“I guess the histories got that wrong too,” Brinks said softly, and then glanced out the window down on the courtyard. “So this place is what, Camelot?”

“Either that or Avalon. Neither place is actually Plottable, so the history books could never say exactly where either was. The Round Table is probably here though, along with most of Arthur’s knights.”

Brinks’ eyes were widening again. “We’re in way over our heads here, Tupper. Suppo had no idea what you were talking about, or that you and he were the same. We can’t exactly jump ship here either, if the damn High King himself wants us to stay. What do we do?”

Tupper looked down, feeling defeated. “For now, nothing. The spell that puts the words in all elves’ heads hasn’t been cast yet. In a way, this is an opportunity. I was hoping to do research on the spell, in this time. But if I can actually witness it being cast, I can learn enough about it to end it, in my own time! It just happens later than I thought it did.”

“We don’t know where the spell is cast, or who does it,” Brinks objected. “We don’t even know if we’re on the right continent!”

“There are more elves in England than everywhere else in the world put together,” Tupper said firmly. “It’s reasonable to assume that we started here. Even if we were once… humans,” he put in grimly, clenching his fat fists again. “I feel dirty just saying that, but the evidence is starting to pile up. No offense.”

Brinks spread his hands, smiling. “Hey, none taken. I’d probably feel the same as you. Who do you think will cast it, though? Merlin?”

“Probably on Arthur’s orders. You saw how he deferred to his King back there. My guess is they’re both wizards, and so are most of the knights of the round table. With magic, and wands made by Merlin himself, they could easily establish the mythology I read about. We have to stay close to them, and earn their trust if we can.”

“There’s no way we’re getting through to Merlin. I’ve seen his type before,” Brinks shook his head. “They trust no one and nothing, and only answer to others when they have to.”

“Agreed. Let’s focus on the King himself. He seemed to like you. If we present the image of a foreign lord and his, ugh, servant, convincingly enough, he may let us into his plans.”

Brinks nodded. “Yeah, sorry about that. I was playing it by ear, and I figured ‘Ambrosius’ would be able to sniff out a lie like a Doberman.”

“No, you did the right thing, and you did it well,” Tupper admitted. “We just need to be very careful about how we interact with these people, especially Merlin himself. We know a lot more than they do, but they have a lot more power. We can impress them with ‘foreign’ magics, enough at least to get them to keep us around. Come on; let’s plan out what we can and can’t tell them about what we know.”

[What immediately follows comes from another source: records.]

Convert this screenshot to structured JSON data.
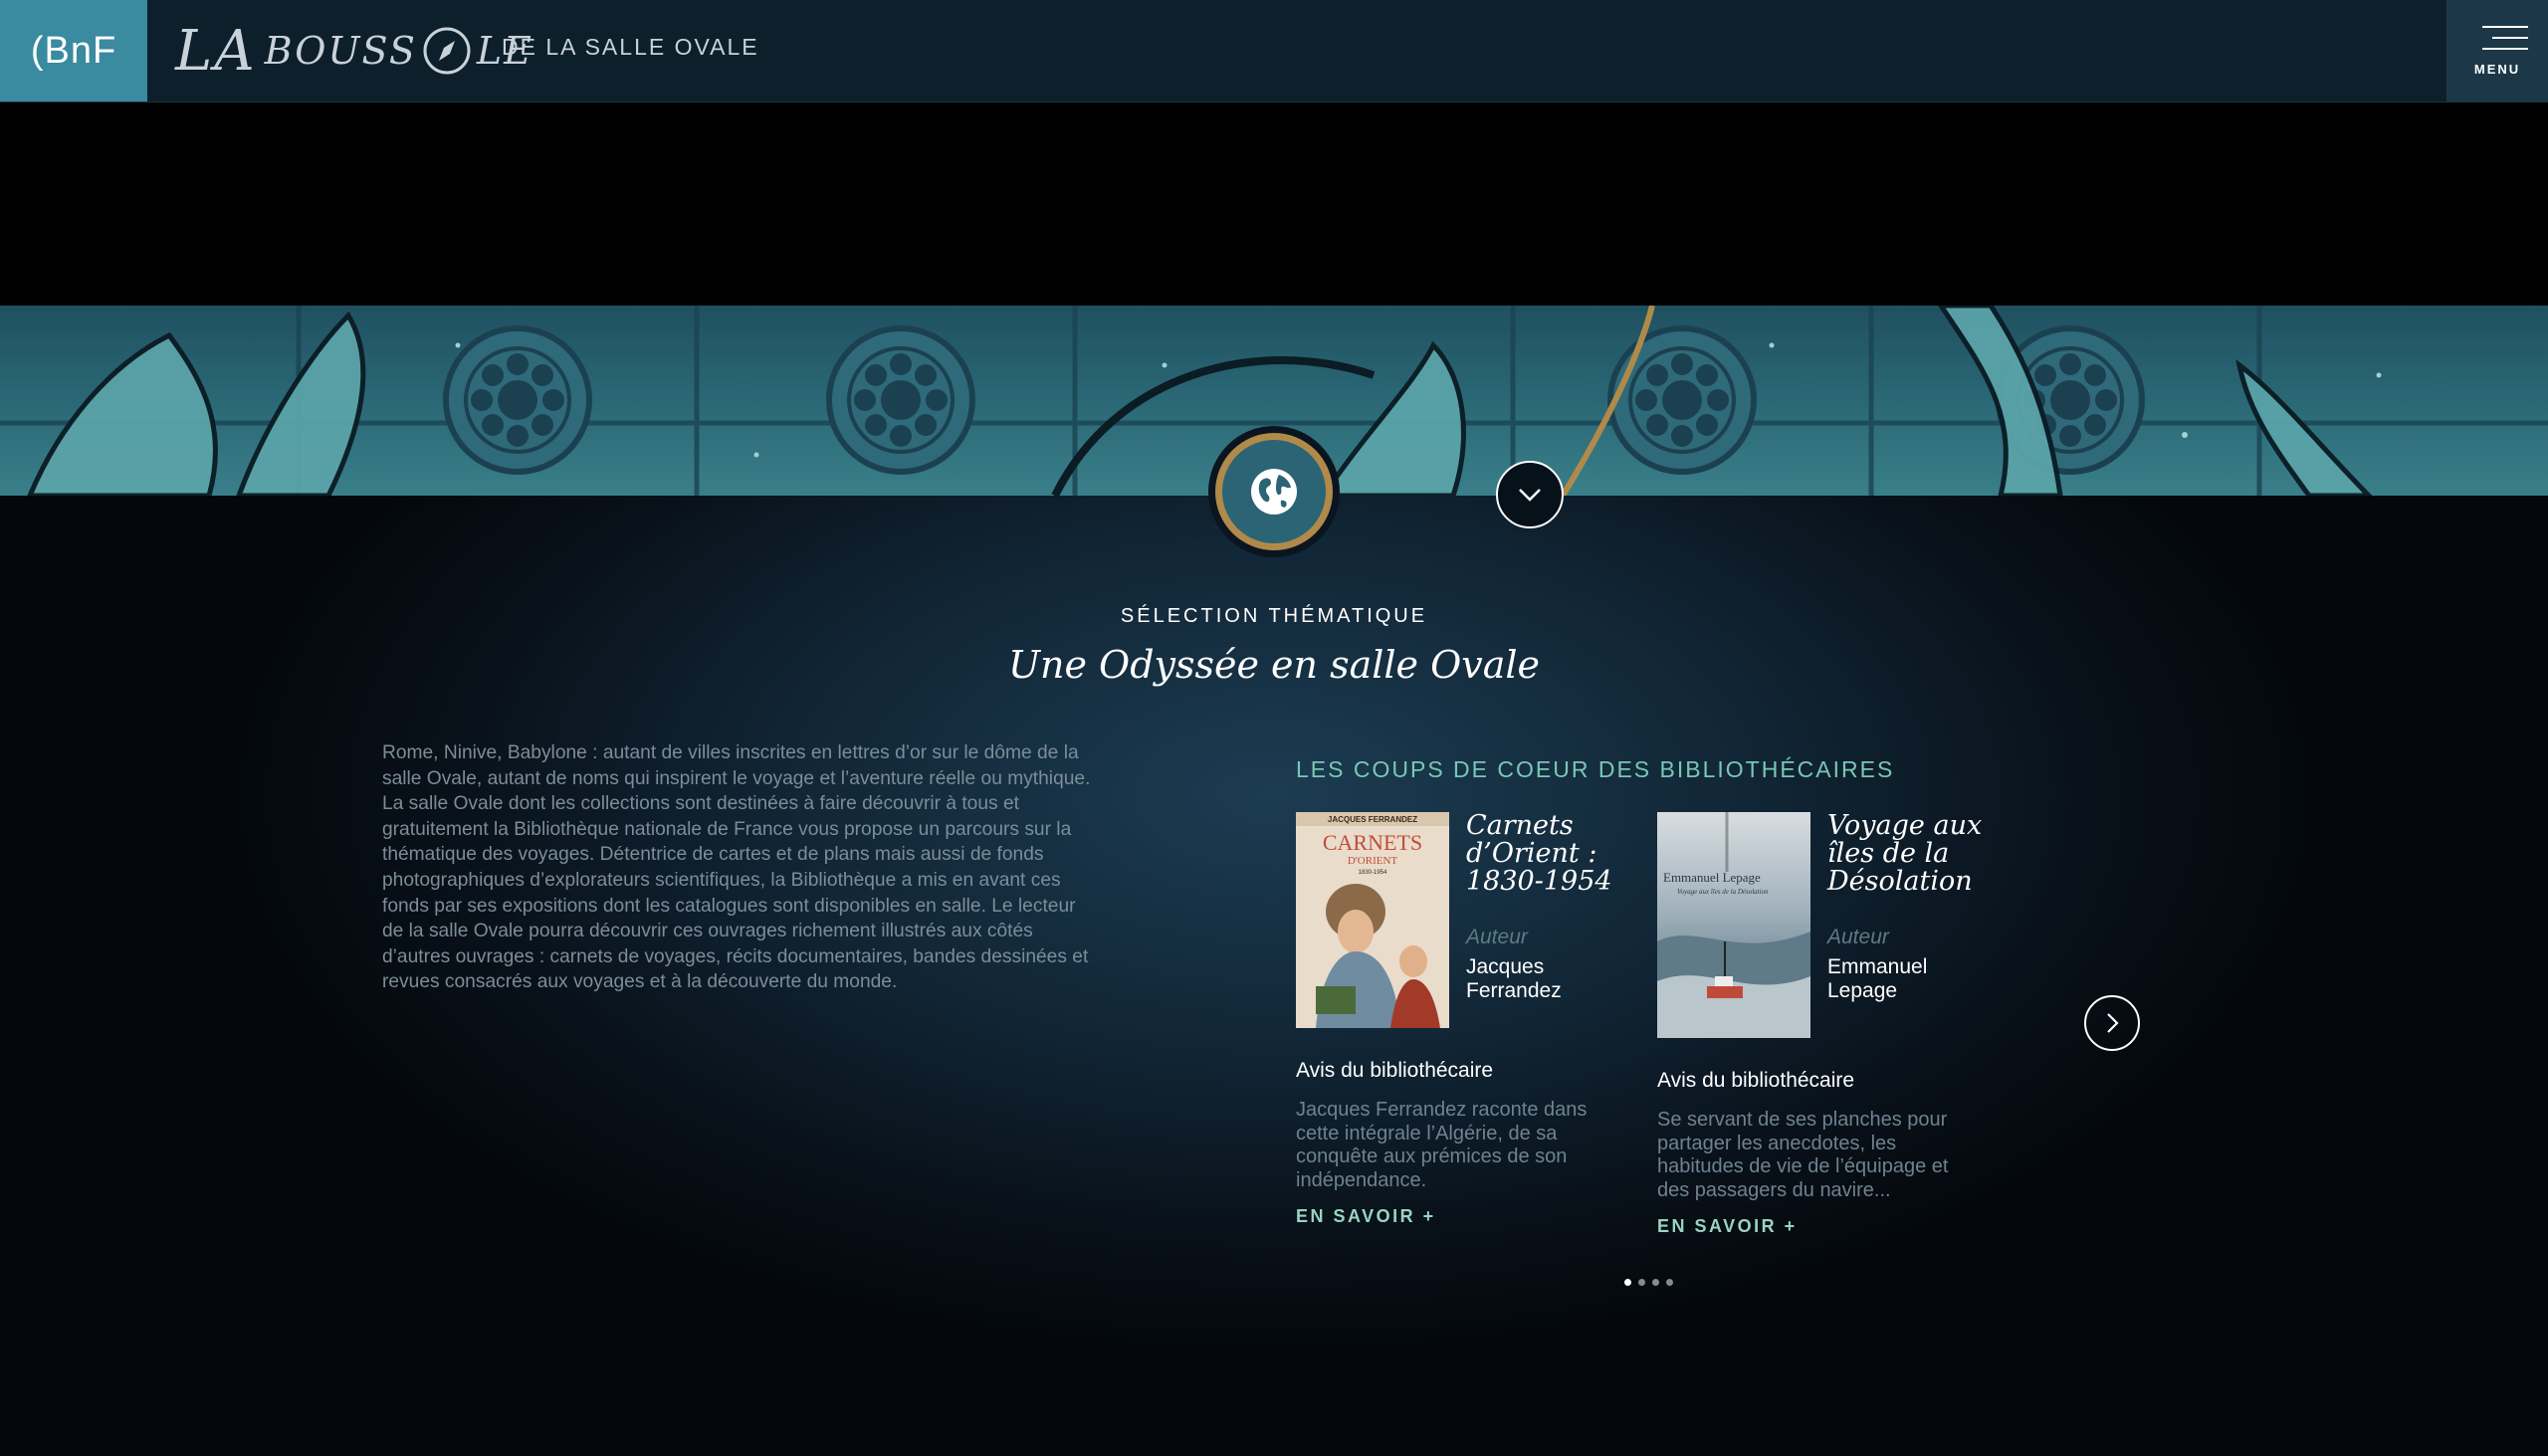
{
  "header": {
    "bnf_logo": "(BnF",
    "site_logo_prefix": "LA",
    "site_logo_main_a": "BOUSS",
    "site_logo_main_b": "LE",
    "site_subtitle": "DE LA SALLE OVALE",
    "menu_label": "MENU"
  },
  "section": {
    "eyebrow": "SÉLECTION THÉMATIQUE",
    "title": "Une Odyssée en salle Ovale",
    "intro": "Rome, Ninive, Babylone : autant de villes inscrites en lettres d’or sur le dôme de la salle Ovale, autant de noms qui inspirent le voyage et l’aventure réelle ou mythique. La salle Ovale dont les collections sont destinées à faire découvrir à tous et gratuitement la Bibliothèque nationale de France vous propose un parcours sur la thématique des voyages. Détentrice de cartes et de plans mais aussi de fonds photographiques d’explorateurs scientifiques, la Bibliothèque a mis en avant ces fonds par ses expositions dont les catalogues sont disponibles en salle. Le lecteur de la salle Ovale pourra découvrir ces ouvrages richement illustrés aux côtés d’autres ouvrages : carnets de voyages, récits documentaires, bandes dessinées et revues consacrés aux voyages et à la découverte du monde."
  },
  "picks": {
    "heading": "LES COUPS DE COEUR DES BIBLIOTHÉCAIRES",
    "cards": [
      {
        "title": "Carnets d’Orient : 1830-1954",
        "author_label": "Auteur",
        "author": "Jacques Ferrandez",
        "avis_label": "Avis du bibliothécaire",
        "avis": "Jacques Ferrandez raconte dans cette intégrale l’Algérie, de sa conquête aux prémices de son indépendance.",
        "more": "EN SAVOIR +",
        "cover_top": "JACQUES FERRANDEZ",
        "cover_main": "CARNETS",
        "cover_sub": "D'ORIENT",
        "cover_years": "1830-1954"
      },
      {
        "title": "Voyage aux îles de la Désolation",
        "author_label": "Auteur",
        "author": "Emmanuel Lepage",
        "avis_label": "Avis du bibliothécaire",
        "avis": "Se servant de ses planches pour partager les anecdotes, les habitudes de vie de l’équipage et des passagers du navire...",
        "more": "EN SAVOIR +",
        "cover_top": "Emmanuel Lepage",
        "cover_main": "Voyage aux îles de la Désolation"
      }
    ],
    "pagination": {
      "total": 4,
      "current": 1
    }
  },
  "colors": {
    "header_bg": "#0e1f2c",
    "bnf_teal": "#3a8aa0",
    "accent_mint": "#79c7b5",
    "badge_gold": "#b08a4a"
  },
  "icons": {
    "theme": "globe-icon",
    "scroll": "chevron-down-icon",
    "next": "chevron-right-icon",
    "menu": "hamburger-icon"
  }
}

Grinning despite the danger, Brinks sat cross legged next to him on the floor. He was eager, and that might be useful. Or it might just get them both killed.
« Last Edit: November 21, 2022, 01:00:55 AM by Daen »